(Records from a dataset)
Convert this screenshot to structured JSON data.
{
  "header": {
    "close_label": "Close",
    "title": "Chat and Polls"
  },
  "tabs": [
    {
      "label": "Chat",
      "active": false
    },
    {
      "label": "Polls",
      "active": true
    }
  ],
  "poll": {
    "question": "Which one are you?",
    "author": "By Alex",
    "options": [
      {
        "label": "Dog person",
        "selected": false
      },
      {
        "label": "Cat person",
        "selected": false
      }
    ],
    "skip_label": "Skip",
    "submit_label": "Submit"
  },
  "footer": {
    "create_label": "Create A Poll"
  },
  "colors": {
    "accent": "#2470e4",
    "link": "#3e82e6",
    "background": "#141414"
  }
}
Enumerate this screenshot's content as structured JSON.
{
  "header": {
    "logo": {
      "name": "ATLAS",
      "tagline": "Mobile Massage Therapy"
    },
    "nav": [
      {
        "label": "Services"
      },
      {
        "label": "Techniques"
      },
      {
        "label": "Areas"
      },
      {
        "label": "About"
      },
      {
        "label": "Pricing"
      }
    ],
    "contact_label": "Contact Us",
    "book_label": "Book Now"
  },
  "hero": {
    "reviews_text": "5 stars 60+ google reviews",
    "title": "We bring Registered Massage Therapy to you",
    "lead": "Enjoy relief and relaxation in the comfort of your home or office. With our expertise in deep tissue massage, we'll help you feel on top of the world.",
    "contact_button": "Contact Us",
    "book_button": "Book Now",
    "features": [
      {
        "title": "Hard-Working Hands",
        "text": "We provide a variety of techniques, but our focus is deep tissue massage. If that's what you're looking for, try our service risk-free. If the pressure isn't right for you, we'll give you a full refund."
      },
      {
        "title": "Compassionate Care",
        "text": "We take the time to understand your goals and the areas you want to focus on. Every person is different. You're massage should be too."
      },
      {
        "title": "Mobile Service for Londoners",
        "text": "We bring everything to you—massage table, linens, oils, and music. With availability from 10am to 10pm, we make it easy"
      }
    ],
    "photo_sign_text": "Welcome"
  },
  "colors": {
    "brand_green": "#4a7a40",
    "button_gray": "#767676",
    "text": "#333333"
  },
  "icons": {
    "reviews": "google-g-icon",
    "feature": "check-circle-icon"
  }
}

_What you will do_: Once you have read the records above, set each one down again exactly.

_Task output_:
Convert this screenshot to structured JSON data.
{
  "header": {
    "close_label": "Close",
    "title": "Chat and Polls"
  },
  "tabs": [
    {
      "label": "Chat",
      "active": false
    },
    {
      "label": "Polls",
      "active": true
    }
  ],
  "poll": {
    "question": "Which one are you?",
    "author": "By Alex",
    "options": [
      {
        "label": "Dog person",
        "selected": false
      },
      {
        "label": "Cat person",
        "selected": false
      }
    ],
    "skip_label": "Skip",
    "submit_label": "Submit"
  },
  "footer": {
    "create_label": "Create A Poll"
  },
  "colors": {
    "accent": "#2470e4",
    "link": "#3e82e6",
    "background": "#141414"
  }
}
Enumerate this screenshot's content as structured JSON.
{
  "header": {
    "logo": {
      "name": "ATLAS",
      "tagline": "Mobile Massage Therapy"
    },
    "nav": [
      {
        "label": "Services"
      },
      {
        "label": "Techniques"
      },
      {
        "label": "Areas"
      },
      {
        "label": "About"
      },
      {
        "label": "Pricing"
      }
    ],
    "contact_label": "Contact Us",
    "book_label": "Book Now"
  },
  "hero": {
    "reviews_text": "5 stars 60+ google reviews",
    "title": "We bring Registered Massage Therapy to you",
    "lead": "Enjoy relief and relaxation in the comfort of your home or office. With our expertise in deep tissue massage, we'll help you feel on top of the world.",
    "contact_button": "Contact Us",
    "book_button": "Book Now",
    "features": [
      {
        "title": "Hard-Working Hands",
        "text": "We provide a variety of techniques, but our focus is deep tissue massage. If that's what you're looking for, try our service risk-free. If the pressure isn't right for you, we'll give you a full refund."
      },
      {
        "title": "Compassionate Care",
        "text": "We take the time to understand your goals and the areas you want to focus on. Every person is different. You're massage should be too."
      },
      {
        "title": "Mobile Service for Londoners",
        "text": "We bring everything to you—massage table, linens, oils, and music. With availability from 10am to 10pm, we make it easy"
      }
    ],
    "photo_sign_text": "Welcome"
  },
  "colors": {
    "brand_green": "#4a7a40",
    "button_gray": "#767676",
    "text": "#333333"
  },
  "icons": {
    "reviews": "google-g-icon",
    "feature": "check-circle-icon"
  }
}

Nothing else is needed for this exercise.